A P-PLATER caught driving 65km/h above the speed limit in Bathurst is among a string of motorists caught doing the wrong thing this Easter long weekend.
NSW Police kicked off Operation Tortoise on Thursday with double demerit points issued to motorists caught speeding, drink and drug-driving, using their mobile phone and not wearing seatbelts.
But the heavy police presence across Bathurst and potential loss of driver’s licence failed to deter some drivers.
At 11.50pm on Friday, Bathurst Police detected a male p-plater driving at 135km/h along Hereford Street where the sign-posted speed limit was 70km/h.
Traffic and Highway Patrol Command Sergeant Peter Foran said the man’s licence was suspended on the spot and he was issued an infringement notice for travelling at more than 45 km/h above the limit.
In the early hours of Monday, police detected a 23-year-old male motorist travelling at 89km/h in a 60km/h zone on Sydney Road.
The motorist already had a suspended driver’s licence.
We need to make sure motorists still focus on their behaviour.
A number of drink drivers have also been caught across the long weekend.
On Sunday morning, a female learner driver and her supervising driver were subjected to random breath tests. The supervising driver returned a positive reading.
On Saturday at 7.30pm a 45-year-old male returned a positive low-range result.
“We’re disappointed that we’re still getting the drink driving matters,” Sgt Foran said.
By midnight on Sunday, 2600 random breath tests had been conducted across the Chifley Local Area Command.
Police also issued 76 speeding tickets across the command, with 44 infringements for other offences such as mobile phones. Multiple restraint offences for drivers or their passengers not wearing seatbelts were also detected.

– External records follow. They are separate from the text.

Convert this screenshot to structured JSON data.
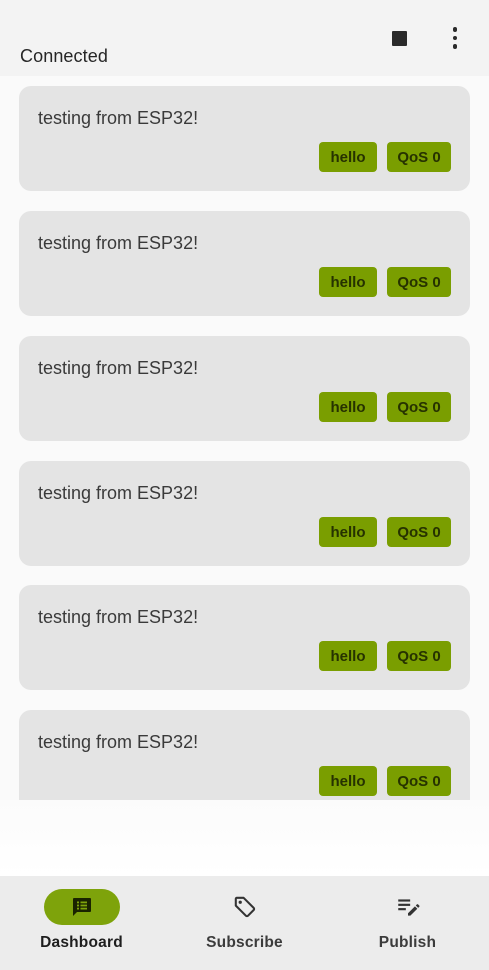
{
  "appbar": {
    "status": "Connected",
    "stop_icon": "stop-icon",
    "more_icon": "more-vert-icon"
  },
  "messages": [
    {
      "text": "testing from ESP32!",
      "topic": "hello",
      "qos": "QoS 0"
    },
    {
      "text": "testing from ESP32!",
      "topic": "hello",
      "qos": "QoS 0"
    },
    {
      "text": "testing from ESP32!",
      "topic": "hello",
      "qos": "QoS 0"
    },
    {
      "text": "testing from ESP32!",
      "topic": "hello",
      "qos": "QoS 0"
    },
    {
      "text": "testing from ESP32!",
      "topic": "hello",
      "qos": "QoS 0"
    },
    {
      "text": "testing from ESP32!",
      "topic": "hello",
      "qos": "QoS 0"
    }
  ],
  "bottom_nav": {
    "items": [
      {
        "label": "Dashboard",
        "icon": "message-list-icon",
        "active": true
      },
      {
        "label": "Subscribe",
        "icon": "tag-icon",
        "active": false
      },
      {
        "label": "Publish",
        "icon": "edit-note-icon",
        "active": false
      }
    ]
  },
  "colors": {
    "accent": "#7a9e00",
    "chip_text": "#263200",
    "card_bg": "#e4e4e4",
    "nav_bg": "#ececec"
  }
}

With school holidays continuing, Sgt Foran urged motorists drive with care: “We need to make sure motorists still focus on their behaviour to get everyone home safe.”
Operation Tortoise concludes at 11.59pm on Monday, April 17.
The Easter long weekend marked 20 years since double demerits were first introduced in 1997.